James and Matthew both married in their early 20s. James married Ellen Every on 23 December 1866. It was common for marriages to take place over the Christmas period, as this was the only time working men might have off. Often several couples would be married at the same ceremony. Matthew married Elizabeth Lewis a month later, on 24 January 1867. James & Ellen set up home in Beau St. while Matthew and Elizabeth lived in Rose St., both in the largely Catholic area near Scotland Road.
The 1871 census shows both brothers now had children. 29-year-old James & his wife, Ellen, had a 2-year-old daughter, Ann, possibly named after her paternal grandmother, and a 12 month old son. They lived at 9 House No.5 Court, Beau Street. The ‘Courts’ were a slum area of Liverpool, with overcrowded back-to-back houses, poor ventilation, and no running water or proper sanitation. To see what life in the Courts was like, take a look at this video.
Matthew and Elizabeth lived close by, at 18 Beau Street. They also had a 2-year-old daughter, Ann (how difficult they make it for us genealogists!), and a 6-month-old daughter, Elizabeth, known as ‘Lil’. John, the youngest of the three Tickle brothers, now also a time-served blacksmith, lived with Matthew and his family in Beau Street. Although they were not in one of the courts, there were several families at the same address and so their living conditions were unlikely to be much better than those of James’ family.
Over the next ten years, while the brothers were in their 30s, they worked hard to build a business and reputation. By the time of the 1881 census James is shown a a farrier, rather than a blacksmith. Although the terms were sometimes interchanged, usually farriers were more skilled and able to deal with the general health of the horses (especially their feet and hooves) as well as supplying shoes.
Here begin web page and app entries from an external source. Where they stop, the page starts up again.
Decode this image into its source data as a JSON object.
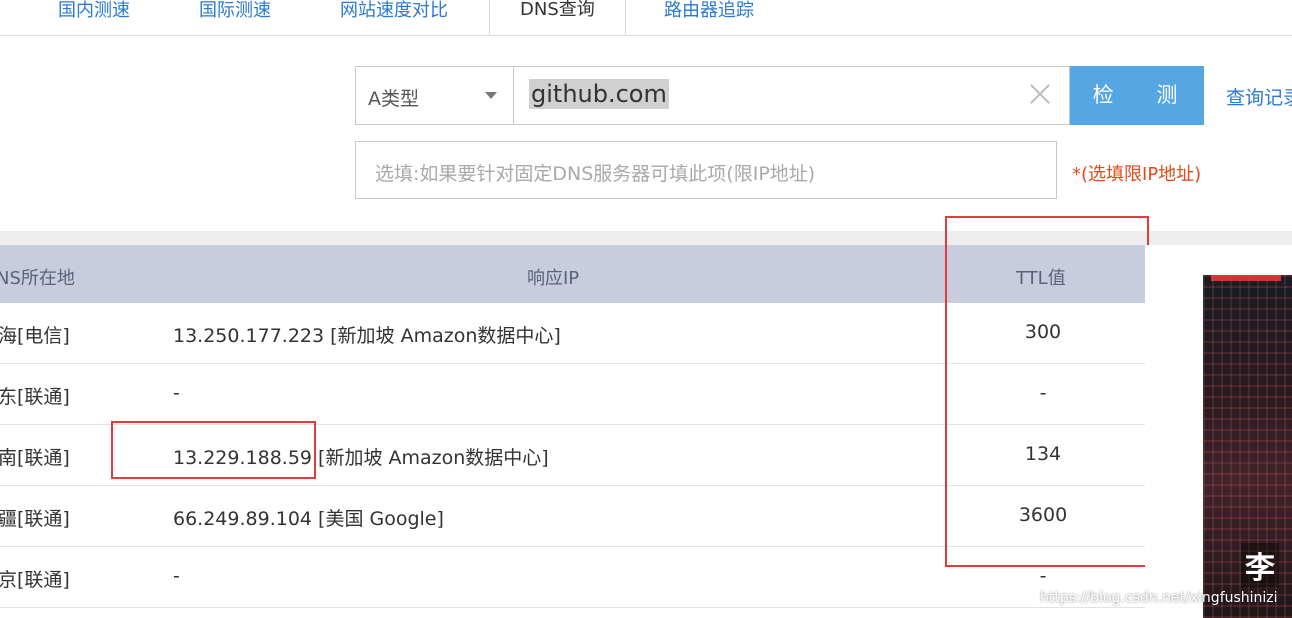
{
  "tabs": [
    {
      "label": "国内测速",
      "active": false
    },
    {
      "label": "国际测速",
      "active": false
    },
    {
      "label": "网站速度对比",
      "active": false
    },
    {
      "label": "DNS查询",
      "active": true
    },
    {
      "label": "路由器追踪",
      "active": false
    }
  ],
  "query": {
    "record_type": "A类型",
    "domain": "github.com",
    "detect_label": "检 测",
    "history_label": "查询记录",
    "dns_placeholder": "选填:如果要针对固定DNS服务器可填此项(限IP地址)",
    "dns_note": "*(选填限IP地址)"
  },
  "table": {
    "headers": {
      "location": "NS所在地",
      "ip": "响应IP",
      "ttl": "TTL值"
    },
    "rows": [
      {
        "location": "海[电信]",
        "ip": "13.250.177.223 [新加坡 Amazon数据中心]",
        "ttl": "300"
      },
      {
        "location": "东[联通]",
        "ip": "-",
        "ttl": "-"
      },
      {
        "location": "南[联通]",
        "ip": "13.229.188.59 [新加坡 Amazon数据中心]",
        "ttl": "134"
      },
      {
        "location": "疆[联通]",
        "ip": "66.249.89.104 [美国 Google]",
        "ttl": "3600"
      },
      {
        "location": "京[联通]",
        "ip": "-",
        "ttl": "-"
      }
    ]
  },
  "ad": {
    "text": "李"
  },
  "watermark": "https://blog.csdn.net/xingfushinizi"
}
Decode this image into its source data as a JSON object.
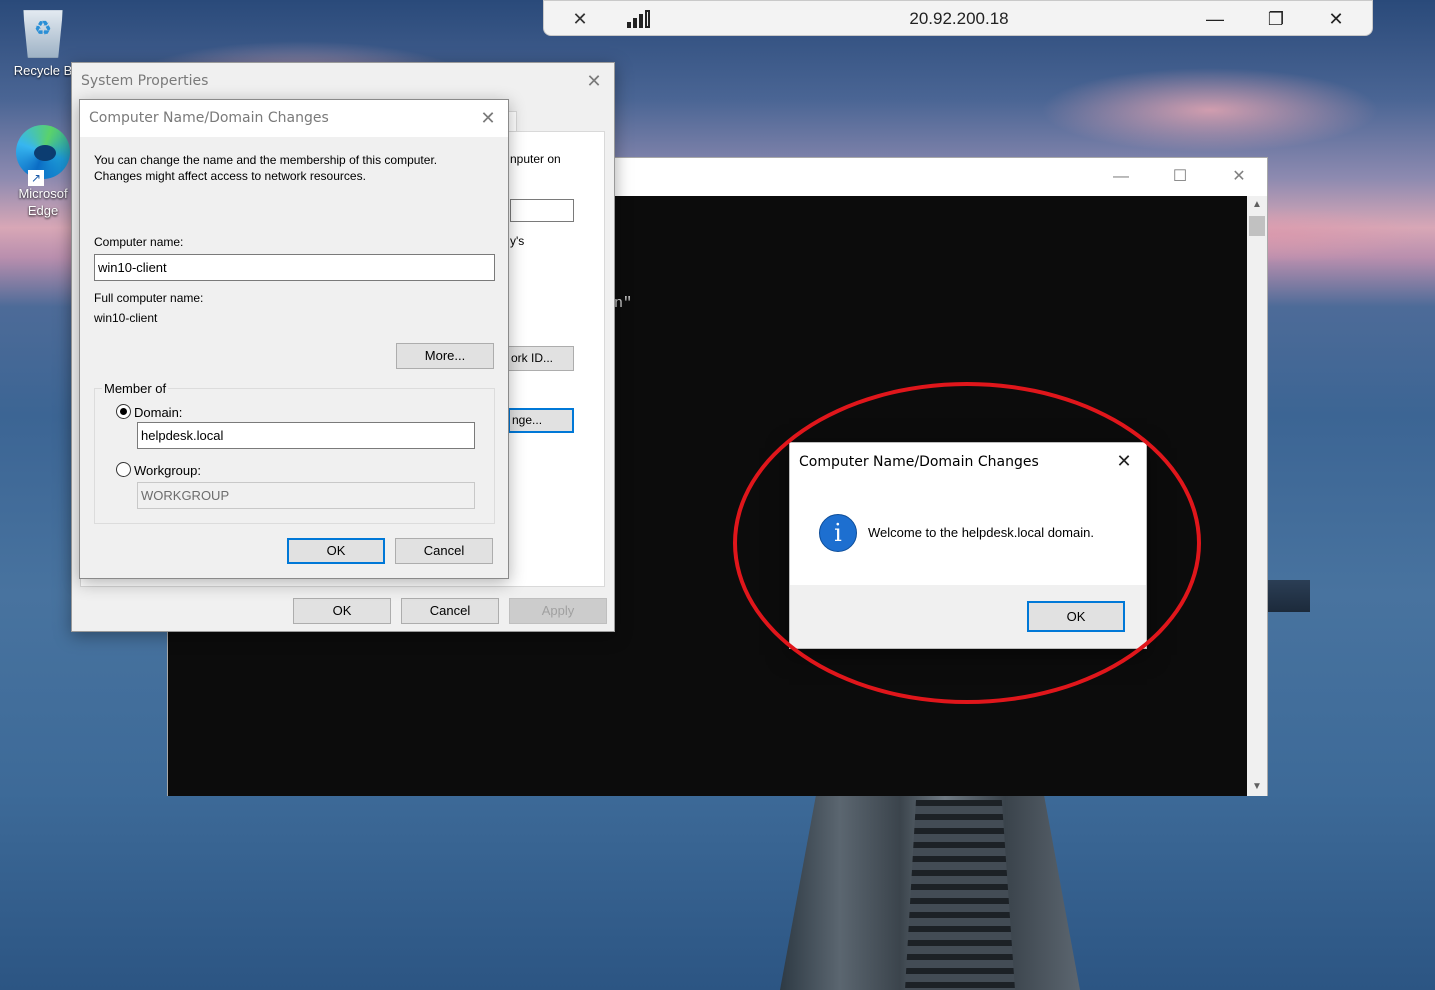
{
  "desktop": {
    "icons": [
      {
        "label": "Recycle B",
        "icon": "recycle-bin-icon"
      },
      {
        "label": "Microsof\nEdge",
        "label_line1": "Microsof",
        "label_line2": "Edge",
        "icon": "edge-icon"
      }
    ]
  },
  "rdp_bar": {
    "title": "20.92.200.18",
    "pin_icon": "pin-icon",
    "signal_icon": "connection-signal-icon",
    "minimize": "—",
    "restore": "❐",
    "close": "✕"
  },
  "console": {
    "visible_text": "n\"",
    "minimize": "—",
    "maximize": "☐",
    "close": "✕",
    "scroll_up": "▲",
    "scroll_down": "▼"
  },
  "system_properties": {
    "title": "System Properties",
    "close": "✕",
    "fragments": {
      "computer_on": "nputer on",
      "apostrophe_s": "y's",
      "network_id_button": "ork ID...",
      "change_button": "nge..."
    },
    "buttons": {
      "ok": "OK",
      "cancel": "Cancel",
      "apply": "Apply"
    }
  },
  "computer_name_dialog": {
    "title": "Computer Name/Domain Changes",
    "close": "✕",
    "intro_line1": "You can change the name and the membership of this computer.",
    "intro_line2": "Changes might affect access to network resources.",
    "computer_name_label": "Computer name:",
    "computer_name_value": "win10-client",
    "full_name_label": "Full computer name:",
    "full_name_value": "win10-client",
    "more_button": "More...",
    "member_of_label": "Member of",
    "domain_label": "Domain:",
    "domain_value": "helpdesk.local",
    "domain_selected": true,
    "workgroup_label": "Workgroup:",
    "workgroup_value": "WORKGROUP",
    "ok_button": "OK",
    "cancel_button": "Cancel"
  },
  "welcome_dialog": {
    "title": "Computer Name/Domain Changes",
    "close": "✕",
    "icon": "information-icon",
    "icon_glyph": "i",
    "message": "Welcome to the helpdesk.local domain.",
    "ok_button": "OK",
    "highlight_color": "#e0161b"
  },
  "colors": {
    "accent": "#0078d7",
    "dialog_bg": "#f0f0f0",
    "console_bg": "#0c0c0c"
  }
}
In 1881, James & Ellen were still living in Beau Street, but now had a house to themselves at number 15. In addition to Ann and Matthew, they had two more sons, John and Robert, and a baby daughter, Ellen. Meanwhile, Matthew & Ellen had moved to 9 Cazneau Street, where they had a house and a shop. It’s likely that the family lived in accommodation above the blacksmith’s forge. Their neighbours included another farrier and a saddler. Kelly’s Directory of Liverpool 1881 shows the firm of Tickle Brothers, Farriers, at 9 Cazneau St . While family legend cannot be relied on, it is recounted that the Tickle Brothers had an important contract to shoe horses working on the Liverpool docks, and that they also built a reputation for taking care of horses. In the days before there were many veterinary physicians, farriers often performed the role of horse doctors. A small pair of stuffed hooves has been passed down through the family. These were reputedly given when one of the Tickles saved the life of a precious mare, although losing the foal in the process. Family rumour has it that this was a racehorse, but in truth, it is more likely to have been a carter’s horse, essential to his owner’s livelihood.